(Dataset rows for apps and sites)

»»

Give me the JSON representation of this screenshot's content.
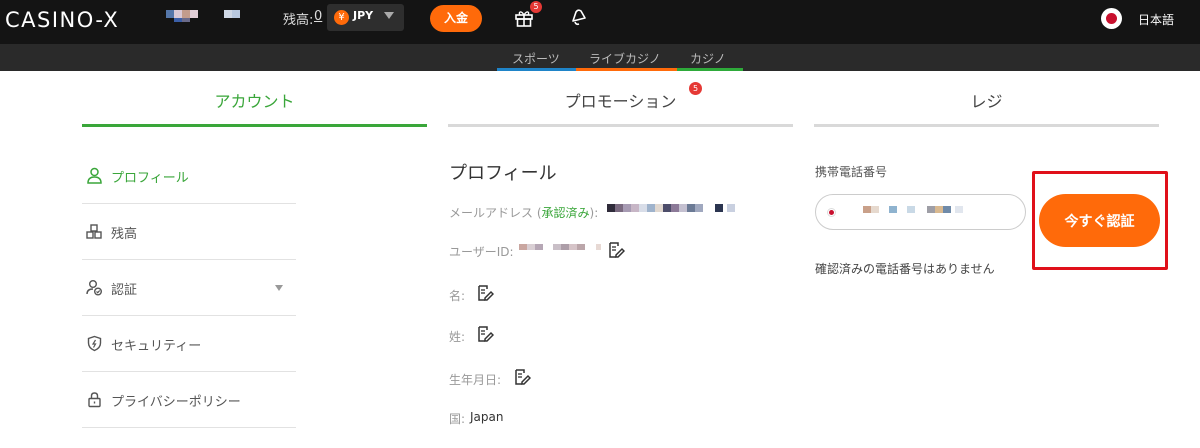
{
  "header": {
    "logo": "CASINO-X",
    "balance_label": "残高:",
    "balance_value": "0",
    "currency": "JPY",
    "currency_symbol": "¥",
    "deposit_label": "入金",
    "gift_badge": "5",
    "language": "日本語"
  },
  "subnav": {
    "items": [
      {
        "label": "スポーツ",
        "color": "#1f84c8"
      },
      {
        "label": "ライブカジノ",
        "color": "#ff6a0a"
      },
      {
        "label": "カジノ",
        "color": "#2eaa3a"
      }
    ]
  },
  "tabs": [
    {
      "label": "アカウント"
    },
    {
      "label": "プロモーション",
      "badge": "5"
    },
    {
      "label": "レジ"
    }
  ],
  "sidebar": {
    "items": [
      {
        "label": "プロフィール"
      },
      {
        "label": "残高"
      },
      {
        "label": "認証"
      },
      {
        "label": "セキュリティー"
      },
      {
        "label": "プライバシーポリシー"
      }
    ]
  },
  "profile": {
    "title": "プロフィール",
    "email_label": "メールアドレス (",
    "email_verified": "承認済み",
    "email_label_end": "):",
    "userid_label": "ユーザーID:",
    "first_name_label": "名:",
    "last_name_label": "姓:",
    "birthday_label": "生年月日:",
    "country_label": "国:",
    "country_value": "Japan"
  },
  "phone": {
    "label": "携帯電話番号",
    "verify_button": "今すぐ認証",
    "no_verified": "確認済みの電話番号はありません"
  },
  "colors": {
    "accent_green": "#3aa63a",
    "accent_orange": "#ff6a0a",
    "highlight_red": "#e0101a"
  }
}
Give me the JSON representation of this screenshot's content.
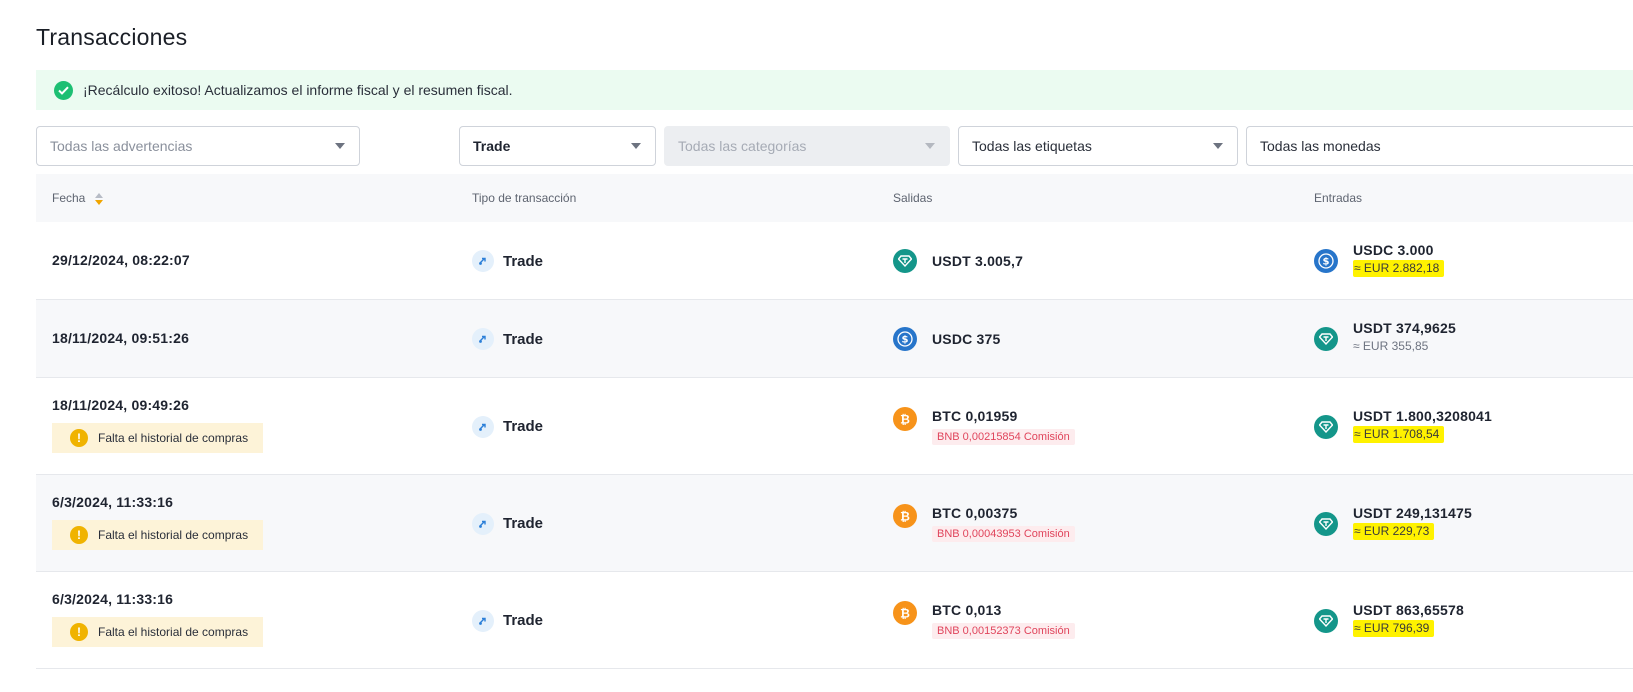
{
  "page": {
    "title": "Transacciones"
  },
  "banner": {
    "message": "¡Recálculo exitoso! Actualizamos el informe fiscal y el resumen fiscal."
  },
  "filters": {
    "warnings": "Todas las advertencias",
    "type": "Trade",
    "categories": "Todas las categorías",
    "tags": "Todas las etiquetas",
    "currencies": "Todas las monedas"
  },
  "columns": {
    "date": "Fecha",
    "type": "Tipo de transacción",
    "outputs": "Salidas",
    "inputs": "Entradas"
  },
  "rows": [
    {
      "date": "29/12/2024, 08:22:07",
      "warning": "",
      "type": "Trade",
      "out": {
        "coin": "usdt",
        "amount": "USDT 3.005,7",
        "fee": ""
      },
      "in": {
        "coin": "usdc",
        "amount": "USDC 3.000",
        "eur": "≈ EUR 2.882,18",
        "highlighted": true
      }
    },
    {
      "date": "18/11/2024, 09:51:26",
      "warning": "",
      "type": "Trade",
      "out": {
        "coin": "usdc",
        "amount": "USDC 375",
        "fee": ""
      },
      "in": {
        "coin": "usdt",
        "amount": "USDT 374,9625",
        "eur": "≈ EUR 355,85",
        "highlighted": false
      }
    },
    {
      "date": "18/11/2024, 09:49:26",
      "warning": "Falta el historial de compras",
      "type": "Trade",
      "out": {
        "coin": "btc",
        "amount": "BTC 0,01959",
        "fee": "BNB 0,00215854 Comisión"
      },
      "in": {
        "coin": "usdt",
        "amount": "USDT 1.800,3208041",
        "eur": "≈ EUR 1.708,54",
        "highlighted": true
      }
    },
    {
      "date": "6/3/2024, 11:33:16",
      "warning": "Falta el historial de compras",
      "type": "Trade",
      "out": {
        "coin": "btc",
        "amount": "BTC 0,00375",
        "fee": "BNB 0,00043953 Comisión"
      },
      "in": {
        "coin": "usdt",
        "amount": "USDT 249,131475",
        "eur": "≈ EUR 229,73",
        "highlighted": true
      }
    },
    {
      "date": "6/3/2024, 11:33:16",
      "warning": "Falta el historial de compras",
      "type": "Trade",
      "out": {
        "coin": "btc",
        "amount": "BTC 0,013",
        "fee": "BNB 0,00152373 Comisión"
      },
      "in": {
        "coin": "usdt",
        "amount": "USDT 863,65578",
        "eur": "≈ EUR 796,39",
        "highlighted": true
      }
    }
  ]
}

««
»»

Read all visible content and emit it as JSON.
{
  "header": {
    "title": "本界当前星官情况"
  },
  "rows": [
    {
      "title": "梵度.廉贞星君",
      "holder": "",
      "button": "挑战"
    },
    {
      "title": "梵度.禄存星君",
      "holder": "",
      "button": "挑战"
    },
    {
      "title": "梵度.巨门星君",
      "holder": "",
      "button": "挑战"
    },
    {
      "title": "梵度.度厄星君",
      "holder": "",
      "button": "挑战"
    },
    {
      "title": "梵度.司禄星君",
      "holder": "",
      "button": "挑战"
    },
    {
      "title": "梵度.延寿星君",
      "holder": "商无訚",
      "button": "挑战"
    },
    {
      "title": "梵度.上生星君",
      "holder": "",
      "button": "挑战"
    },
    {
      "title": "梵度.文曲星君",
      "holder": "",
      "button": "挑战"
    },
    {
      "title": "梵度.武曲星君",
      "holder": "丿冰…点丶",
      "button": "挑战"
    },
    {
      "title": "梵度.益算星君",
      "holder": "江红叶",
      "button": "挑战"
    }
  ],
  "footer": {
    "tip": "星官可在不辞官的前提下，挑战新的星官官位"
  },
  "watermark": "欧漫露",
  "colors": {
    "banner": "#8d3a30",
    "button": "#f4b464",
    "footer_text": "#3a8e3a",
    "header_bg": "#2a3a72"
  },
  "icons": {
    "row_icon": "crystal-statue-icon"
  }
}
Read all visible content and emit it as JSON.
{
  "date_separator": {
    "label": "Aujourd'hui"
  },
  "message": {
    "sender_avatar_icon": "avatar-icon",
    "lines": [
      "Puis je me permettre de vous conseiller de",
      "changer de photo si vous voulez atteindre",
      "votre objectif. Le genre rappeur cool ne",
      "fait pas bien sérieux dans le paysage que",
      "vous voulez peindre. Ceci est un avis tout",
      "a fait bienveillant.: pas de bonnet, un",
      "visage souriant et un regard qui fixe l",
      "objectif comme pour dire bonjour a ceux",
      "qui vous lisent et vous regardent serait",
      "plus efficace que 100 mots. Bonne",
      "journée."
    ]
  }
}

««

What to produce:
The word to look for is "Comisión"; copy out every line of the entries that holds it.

Reply:
        "fee": "BNB 0,00215854 Comisión"
        "fee": "BNB 0,00043953 Comisión"
        "fee": "BNB 0,00152373 Comisión"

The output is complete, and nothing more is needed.